xxx

Pat said...

Mapstew: all is forgiven:)

kenju said...

It all sounds delightful!! But I'm glad you are home.

Pat said...

Judy; you just want to slaughter me at Lexulus:)

john.g. said...

Welcome back! xx

lom said...

Nice to have you back Pat all rested and chilled

Jimmy said...

All the ladies love a black venus. Welcome hame doll, it's good to see you back.

Mike and Ann said...

P.s. Love the pome. Bit Betjeman like and none the worse for that.

Pat said...

Thanks John;)

LOM; I hope it lasts:)

Jimmy: shameless - as ever.

Mike and Ann: it looked better before Blogger disappeared my paras;)

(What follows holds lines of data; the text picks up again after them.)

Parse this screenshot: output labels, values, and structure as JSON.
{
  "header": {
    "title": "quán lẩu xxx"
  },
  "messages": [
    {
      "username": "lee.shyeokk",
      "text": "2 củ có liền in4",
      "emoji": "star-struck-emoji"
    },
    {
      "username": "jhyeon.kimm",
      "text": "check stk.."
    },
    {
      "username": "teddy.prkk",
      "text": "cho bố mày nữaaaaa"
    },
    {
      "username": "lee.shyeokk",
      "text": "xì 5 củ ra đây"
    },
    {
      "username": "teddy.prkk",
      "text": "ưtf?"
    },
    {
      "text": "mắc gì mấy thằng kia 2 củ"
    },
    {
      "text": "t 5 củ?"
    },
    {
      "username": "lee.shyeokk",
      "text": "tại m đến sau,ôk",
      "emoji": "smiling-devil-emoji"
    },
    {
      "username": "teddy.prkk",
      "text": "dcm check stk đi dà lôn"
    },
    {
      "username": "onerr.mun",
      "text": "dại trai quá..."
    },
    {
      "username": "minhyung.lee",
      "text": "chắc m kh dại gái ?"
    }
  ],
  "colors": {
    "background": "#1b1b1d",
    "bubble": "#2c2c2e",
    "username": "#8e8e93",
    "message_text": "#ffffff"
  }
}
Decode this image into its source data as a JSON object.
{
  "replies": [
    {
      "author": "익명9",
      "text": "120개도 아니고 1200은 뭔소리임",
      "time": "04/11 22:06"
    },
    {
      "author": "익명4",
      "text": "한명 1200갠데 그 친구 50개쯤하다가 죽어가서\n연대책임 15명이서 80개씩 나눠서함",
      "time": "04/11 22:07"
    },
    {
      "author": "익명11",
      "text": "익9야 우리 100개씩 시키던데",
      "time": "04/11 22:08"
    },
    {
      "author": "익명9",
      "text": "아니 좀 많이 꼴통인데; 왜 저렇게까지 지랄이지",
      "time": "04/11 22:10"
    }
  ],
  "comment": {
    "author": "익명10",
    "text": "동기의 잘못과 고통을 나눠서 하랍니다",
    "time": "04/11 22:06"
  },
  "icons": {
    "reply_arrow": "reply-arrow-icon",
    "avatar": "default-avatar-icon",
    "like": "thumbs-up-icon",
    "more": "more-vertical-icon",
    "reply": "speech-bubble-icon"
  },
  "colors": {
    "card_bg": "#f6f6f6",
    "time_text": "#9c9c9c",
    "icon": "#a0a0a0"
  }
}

rashbre said...

It reads as if you have had a delightful break and have returned suitably relaxed. Excellent!

Pat said...

Rashbre: and the extra pounds dropping off as we speak:)

Miss Scarlet said...

Those farmer's gigs are still traffic stopping.
Pleased you are back suitably refreshed!
SX

Eryl said...

Sounds like you had a lovely time, and have come back full of vigour. Glad you were able to drive too, you don't want to lose that skill before it's strictly necessary.

The Unbearable Banishment said...

I just finished Gardam's Man in the Wooden Hat. This post seems torn from its pages.

Incidentally, is it possible that ALL of her books are that good?!

Pat said...

Scarlet: arrrrh I reckon they be where you are:)

Eryl: I don't know about the vigour but there is difference. You know Stirling Moss is my age and HE has just given up racing - he said he frightened himself and I so know what he means. But of course I have to keep my hand in - if I can keep a grip on the handle as well:)

UB: we shall have to find out. I'd love to be such a great writer but I've always written like this.
Is there a third on Filth I wonder?

Guyana-Gyal said...

I like this - 'happy relaxed heads gliding past over the low hedge'.

Instow sounds lovely.

I kept hoping that Ted would come home safe and sound.

Pat said...

GG: as I understand it Ted - the POW did get home safely and went on to write more poems.
You would love Instow.

Shane said...

In this case: Recharge = good charge.
Thanks for the comment on one of the recent mini-posts (one of the most pleasing ever - really).

Pat said...

Shane: you deserve it:)